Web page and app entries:
::::
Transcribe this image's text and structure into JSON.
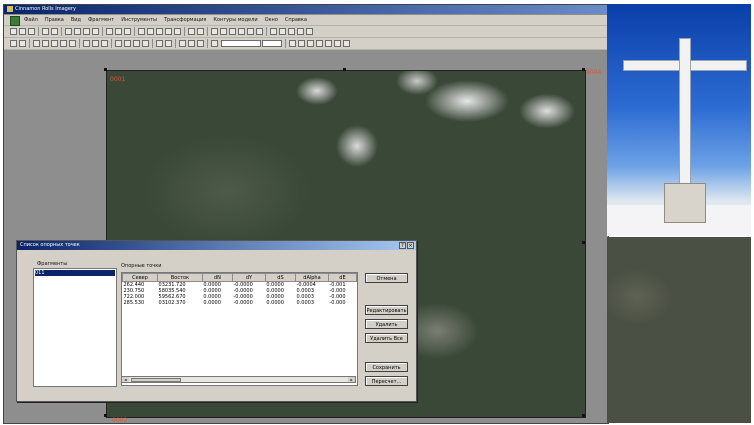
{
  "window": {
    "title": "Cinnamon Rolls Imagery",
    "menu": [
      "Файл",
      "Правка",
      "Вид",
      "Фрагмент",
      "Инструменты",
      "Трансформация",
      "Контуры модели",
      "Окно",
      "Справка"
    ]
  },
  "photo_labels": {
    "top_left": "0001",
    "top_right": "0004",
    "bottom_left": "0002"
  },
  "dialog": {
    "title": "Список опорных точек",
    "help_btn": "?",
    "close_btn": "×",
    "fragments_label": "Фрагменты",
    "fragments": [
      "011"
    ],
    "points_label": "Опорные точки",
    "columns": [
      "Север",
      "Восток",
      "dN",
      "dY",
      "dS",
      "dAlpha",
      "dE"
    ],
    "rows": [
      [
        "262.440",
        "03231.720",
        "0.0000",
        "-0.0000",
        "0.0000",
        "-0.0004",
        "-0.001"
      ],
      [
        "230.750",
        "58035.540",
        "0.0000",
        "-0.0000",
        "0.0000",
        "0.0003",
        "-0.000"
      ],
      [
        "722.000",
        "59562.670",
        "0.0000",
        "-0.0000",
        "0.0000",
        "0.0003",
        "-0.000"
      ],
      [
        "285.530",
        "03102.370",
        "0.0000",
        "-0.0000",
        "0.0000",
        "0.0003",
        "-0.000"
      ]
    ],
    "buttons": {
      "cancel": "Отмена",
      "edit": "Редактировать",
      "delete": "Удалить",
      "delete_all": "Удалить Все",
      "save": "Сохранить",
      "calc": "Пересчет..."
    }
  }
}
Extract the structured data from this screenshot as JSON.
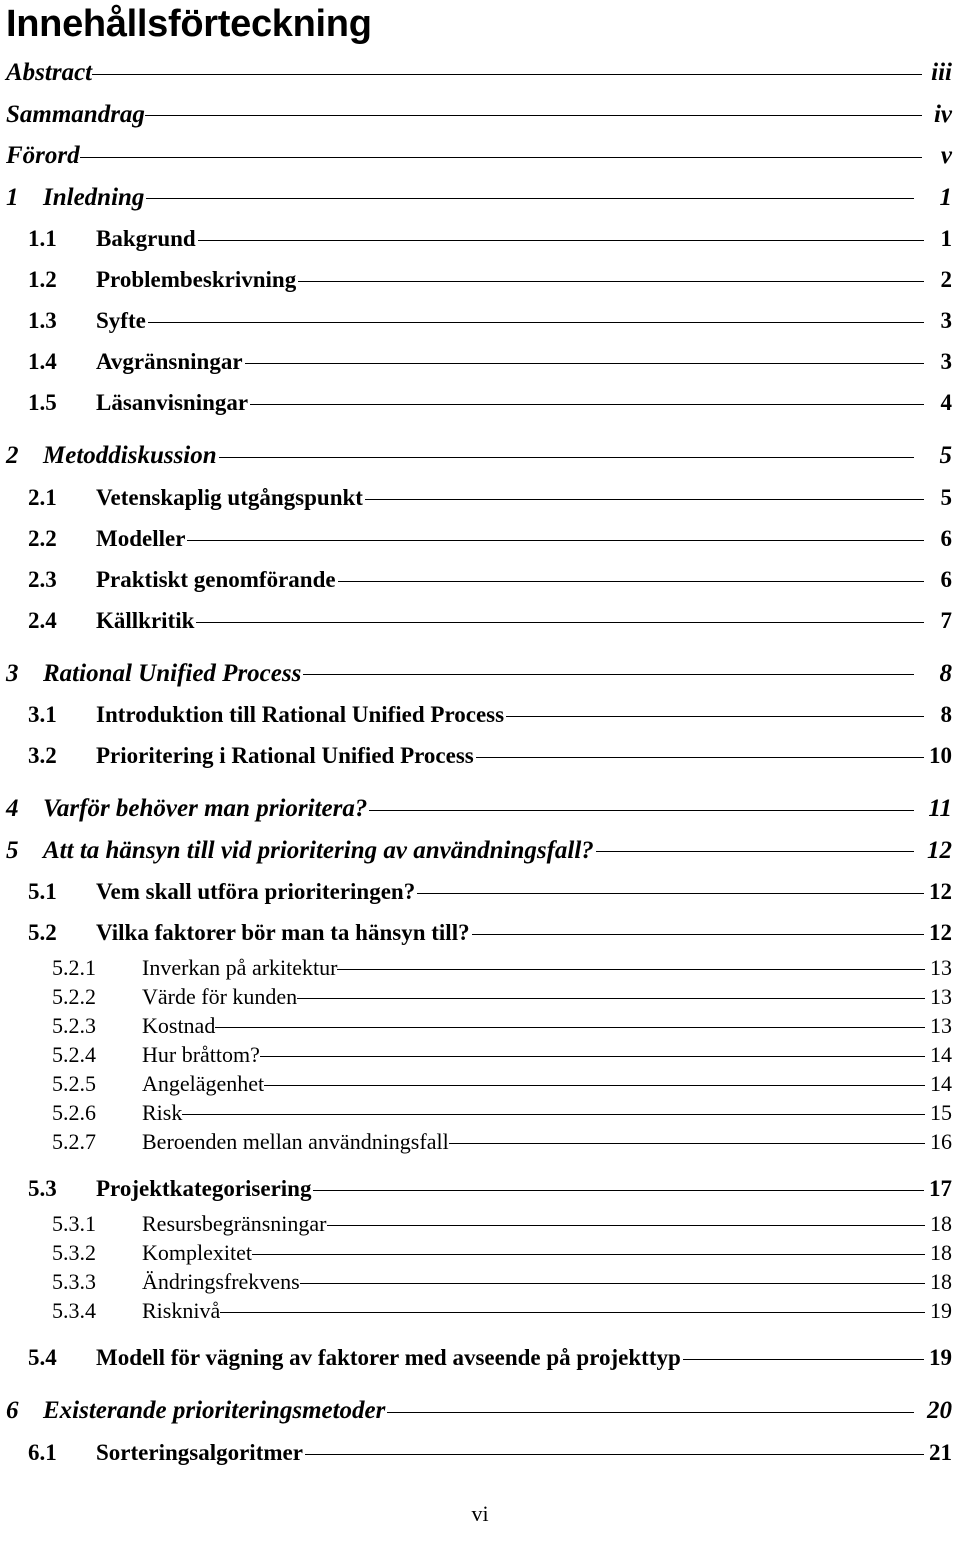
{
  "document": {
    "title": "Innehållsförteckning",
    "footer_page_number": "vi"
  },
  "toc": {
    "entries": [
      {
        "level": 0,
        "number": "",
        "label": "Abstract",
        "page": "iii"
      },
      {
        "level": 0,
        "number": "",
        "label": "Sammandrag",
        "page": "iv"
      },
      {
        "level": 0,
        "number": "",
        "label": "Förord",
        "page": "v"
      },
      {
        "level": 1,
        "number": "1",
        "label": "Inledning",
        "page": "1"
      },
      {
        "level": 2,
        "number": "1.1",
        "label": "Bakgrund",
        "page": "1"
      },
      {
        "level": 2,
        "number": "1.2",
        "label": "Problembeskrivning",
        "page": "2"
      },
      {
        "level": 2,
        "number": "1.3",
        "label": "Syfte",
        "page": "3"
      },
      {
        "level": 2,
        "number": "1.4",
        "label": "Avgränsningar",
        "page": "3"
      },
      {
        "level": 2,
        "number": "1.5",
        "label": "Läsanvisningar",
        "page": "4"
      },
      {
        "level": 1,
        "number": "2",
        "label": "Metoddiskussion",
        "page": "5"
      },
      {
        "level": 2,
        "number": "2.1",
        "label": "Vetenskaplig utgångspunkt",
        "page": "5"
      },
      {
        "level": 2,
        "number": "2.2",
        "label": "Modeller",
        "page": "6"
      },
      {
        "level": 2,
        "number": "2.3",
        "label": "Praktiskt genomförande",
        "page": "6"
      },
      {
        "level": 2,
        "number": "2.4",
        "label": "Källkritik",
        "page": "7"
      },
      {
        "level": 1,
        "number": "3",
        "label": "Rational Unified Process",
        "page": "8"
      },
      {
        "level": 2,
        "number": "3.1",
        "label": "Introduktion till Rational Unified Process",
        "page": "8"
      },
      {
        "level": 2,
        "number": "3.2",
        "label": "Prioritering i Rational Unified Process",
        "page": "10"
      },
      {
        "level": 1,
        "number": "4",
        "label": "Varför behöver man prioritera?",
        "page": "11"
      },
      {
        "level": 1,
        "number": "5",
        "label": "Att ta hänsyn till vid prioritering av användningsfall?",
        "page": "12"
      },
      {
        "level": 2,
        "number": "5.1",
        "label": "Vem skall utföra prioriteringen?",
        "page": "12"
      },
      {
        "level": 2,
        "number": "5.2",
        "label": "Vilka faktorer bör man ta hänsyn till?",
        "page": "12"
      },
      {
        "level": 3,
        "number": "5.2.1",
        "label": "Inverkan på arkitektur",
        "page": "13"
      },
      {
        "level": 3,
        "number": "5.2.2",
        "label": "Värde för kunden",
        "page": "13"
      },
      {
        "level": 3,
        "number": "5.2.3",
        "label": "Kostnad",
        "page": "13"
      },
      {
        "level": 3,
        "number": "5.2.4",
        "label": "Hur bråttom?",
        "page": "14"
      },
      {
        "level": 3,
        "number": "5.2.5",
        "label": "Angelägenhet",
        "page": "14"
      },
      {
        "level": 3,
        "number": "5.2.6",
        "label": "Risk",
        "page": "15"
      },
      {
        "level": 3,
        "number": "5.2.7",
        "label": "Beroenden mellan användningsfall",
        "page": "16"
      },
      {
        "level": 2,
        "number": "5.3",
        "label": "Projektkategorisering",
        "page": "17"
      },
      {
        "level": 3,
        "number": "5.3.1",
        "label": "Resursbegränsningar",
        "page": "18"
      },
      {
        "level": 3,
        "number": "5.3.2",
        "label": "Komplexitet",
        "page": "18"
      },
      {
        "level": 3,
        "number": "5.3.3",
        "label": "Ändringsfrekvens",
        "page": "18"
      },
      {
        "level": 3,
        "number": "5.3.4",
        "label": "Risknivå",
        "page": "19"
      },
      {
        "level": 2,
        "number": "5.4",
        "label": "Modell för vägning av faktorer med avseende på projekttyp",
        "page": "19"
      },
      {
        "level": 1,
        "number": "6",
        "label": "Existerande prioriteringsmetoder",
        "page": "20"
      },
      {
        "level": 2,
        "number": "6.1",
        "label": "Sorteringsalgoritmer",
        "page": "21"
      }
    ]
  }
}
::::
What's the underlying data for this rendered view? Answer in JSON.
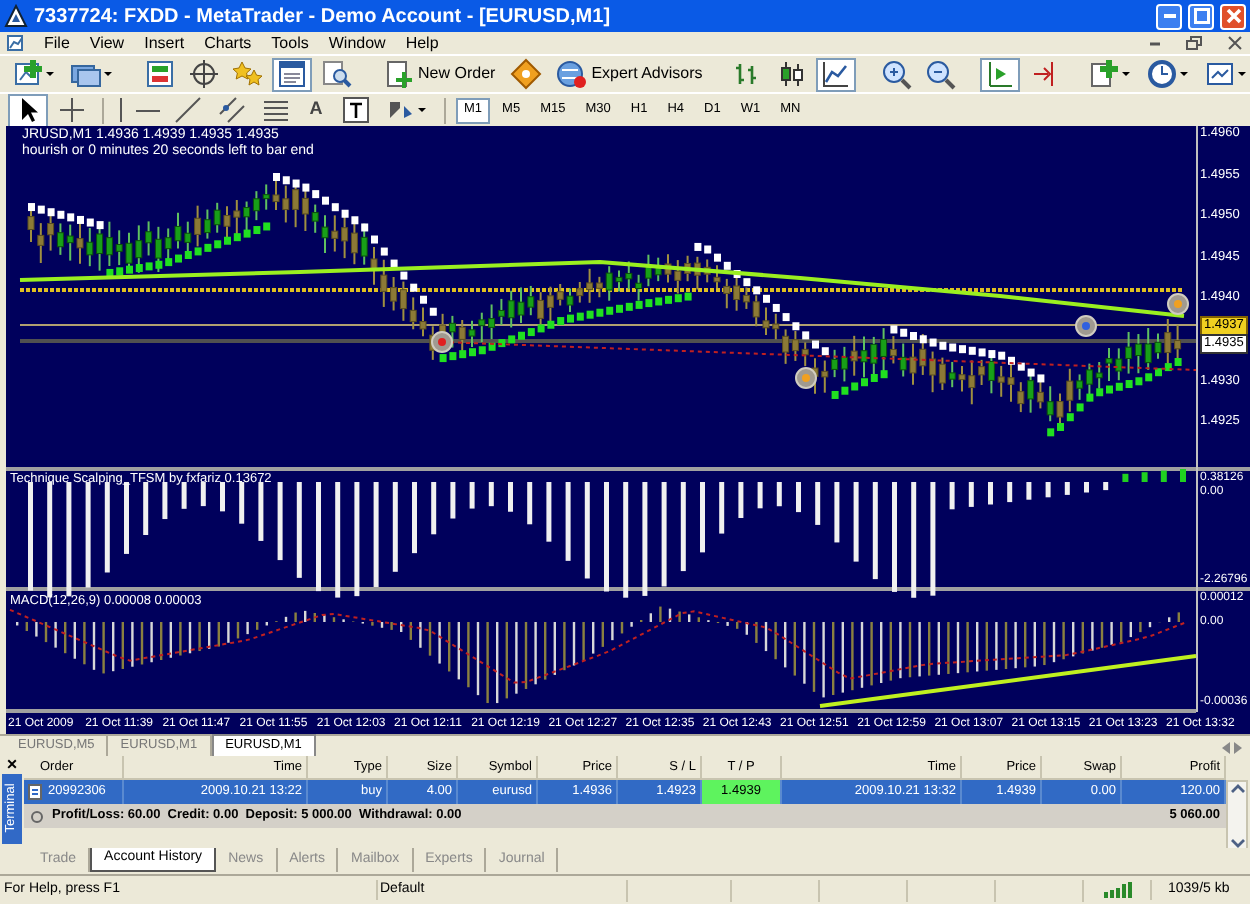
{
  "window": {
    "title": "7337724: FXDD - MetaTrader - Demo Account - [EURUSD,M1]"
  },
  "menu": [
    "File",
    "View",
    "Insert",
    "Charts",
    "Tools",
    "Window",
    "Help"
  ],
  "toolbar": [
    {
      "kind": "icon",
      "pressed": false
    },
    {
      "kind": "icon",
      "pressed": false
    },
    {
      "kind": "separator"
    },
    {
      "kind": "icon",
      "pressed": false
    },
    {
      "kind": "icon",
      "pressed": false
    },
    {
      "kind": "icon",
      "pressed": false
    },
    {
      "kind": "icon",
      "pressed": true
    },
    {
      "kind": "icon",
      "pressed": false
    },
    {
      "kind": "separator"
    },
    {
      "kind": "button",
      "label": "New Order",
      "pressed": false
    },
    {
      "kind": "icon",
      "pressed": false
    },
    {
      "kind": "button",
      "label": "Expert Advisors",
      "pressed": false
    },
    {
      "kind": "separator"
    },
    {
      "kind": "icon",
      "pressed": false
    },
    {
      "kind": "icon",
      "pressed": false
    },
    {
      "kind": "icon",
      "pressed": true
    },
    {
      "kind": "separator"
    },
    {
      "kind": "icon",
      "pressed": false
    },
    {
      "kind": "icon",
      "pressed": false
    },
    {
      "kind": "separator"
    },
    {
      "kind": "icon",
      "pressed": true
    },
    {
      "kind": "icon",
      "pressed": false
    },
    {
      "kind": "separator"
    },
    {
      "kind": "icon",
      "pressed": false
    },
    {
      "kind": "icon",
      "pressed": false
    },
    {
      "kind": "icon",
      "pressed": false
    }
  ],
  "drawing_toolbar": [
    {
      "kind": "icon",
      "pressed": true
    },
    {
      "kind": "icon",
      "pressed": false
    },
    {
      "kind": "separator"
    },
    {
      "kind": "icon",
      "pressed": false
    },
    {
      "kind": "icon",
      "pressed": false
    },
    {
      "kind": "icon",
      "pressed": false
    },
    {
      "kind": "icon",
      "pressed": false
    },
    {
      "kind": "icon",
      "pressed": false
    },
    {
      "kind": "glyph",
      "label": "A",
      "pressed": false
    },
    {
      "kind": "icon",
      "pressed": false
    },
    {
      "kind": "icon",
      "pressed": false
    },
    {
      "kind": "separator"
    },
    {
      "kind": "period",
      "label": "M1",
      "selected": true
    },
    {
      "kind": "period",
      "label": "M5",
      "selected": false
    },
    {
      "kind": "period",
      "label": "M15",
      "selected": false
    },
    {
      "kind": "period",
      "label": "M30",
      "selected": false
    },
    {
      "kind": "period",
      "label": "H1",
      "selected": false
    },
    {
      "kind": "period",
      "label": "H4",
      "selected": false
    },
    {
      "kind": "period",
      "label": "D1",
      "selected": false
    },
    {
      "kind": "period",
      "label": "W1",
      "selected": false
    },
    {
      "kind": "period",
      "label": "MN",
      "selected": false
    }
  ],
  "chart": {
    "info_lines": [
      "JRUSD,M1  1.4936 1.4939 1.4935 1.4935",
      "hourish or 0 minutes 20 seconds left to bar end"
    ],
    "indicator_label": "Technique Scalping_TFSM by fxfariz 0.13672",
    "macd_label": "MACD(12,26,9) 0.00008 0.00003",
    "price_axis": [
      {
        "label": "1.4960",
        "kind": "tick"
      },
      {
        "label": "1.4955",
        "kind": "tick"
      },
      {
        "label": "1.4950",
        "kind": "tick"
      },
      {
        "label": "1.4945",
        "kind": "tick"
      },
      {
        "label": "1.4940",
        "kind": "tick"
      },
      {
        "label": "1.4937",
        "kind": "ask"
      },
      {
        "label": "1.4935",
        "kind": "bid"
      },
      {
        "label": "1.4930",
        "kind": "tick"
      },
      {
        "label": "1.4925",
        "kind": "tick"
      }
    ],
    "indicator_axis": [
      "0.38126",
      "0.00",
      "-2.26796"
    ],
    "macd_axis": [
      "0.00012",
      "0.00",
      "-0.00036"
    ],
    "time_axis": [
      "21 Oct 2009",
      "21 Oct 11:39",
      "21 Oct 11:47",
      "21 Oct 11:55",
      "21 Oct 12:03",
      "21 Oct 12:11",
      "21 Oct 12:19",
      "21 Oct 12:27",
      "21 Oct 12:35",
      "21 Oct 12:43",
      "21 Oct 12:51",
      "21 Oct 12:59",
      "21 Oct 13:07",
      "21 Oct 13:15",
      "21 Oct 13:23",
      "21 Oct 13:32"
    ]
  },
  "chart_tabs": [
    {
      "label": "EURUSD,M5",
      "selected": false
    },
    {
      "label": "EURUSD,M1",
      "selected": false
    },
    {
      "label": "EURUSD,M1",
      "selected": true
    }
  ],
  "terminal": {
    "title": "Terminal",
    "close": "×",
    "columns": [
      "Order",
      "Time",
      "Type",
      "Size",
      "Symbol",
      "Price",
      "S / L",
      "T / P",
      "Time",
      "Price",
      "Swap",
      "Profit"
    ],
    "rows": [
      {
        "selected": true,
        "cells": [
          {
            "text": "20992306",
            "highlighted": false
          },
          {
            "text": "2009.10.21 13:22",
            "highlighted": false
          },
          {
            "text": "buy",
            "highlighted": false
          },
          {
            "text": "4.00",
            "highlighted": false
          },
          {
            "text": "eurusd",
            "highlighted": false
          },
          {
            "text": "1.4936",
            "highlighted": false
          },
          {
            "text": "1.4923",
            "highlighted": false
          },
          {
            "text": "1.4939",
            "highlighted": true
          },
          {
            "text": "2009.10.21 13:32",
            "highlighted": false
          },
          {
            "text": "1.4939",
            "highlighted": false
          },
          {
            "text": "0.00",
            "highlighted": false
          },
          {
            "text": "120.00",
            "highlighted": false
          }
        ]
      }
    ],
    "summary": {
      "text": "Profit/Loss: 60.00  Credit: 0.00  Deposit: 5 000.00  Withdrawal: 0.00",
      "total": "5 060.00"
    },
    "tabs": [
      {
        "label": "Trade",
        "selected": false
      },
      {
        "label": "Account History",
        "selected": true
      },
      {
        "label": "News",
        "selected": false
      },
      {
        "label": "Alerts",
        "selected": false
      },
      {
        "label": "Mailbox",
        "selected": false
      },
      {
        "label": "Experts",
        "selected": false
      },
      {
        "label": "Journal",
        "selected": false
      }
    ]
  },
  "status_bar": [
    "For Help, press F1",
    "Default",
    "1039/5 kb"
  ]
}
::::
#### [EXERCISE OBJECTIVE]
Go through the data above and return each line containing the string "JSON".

#### [TASK SOLUTION]
Transcribe this image's text and structure into JSON.
Extract the structured data from this screenshot as JSON.
What's the underlying data for this rendered view? Answer in JSON.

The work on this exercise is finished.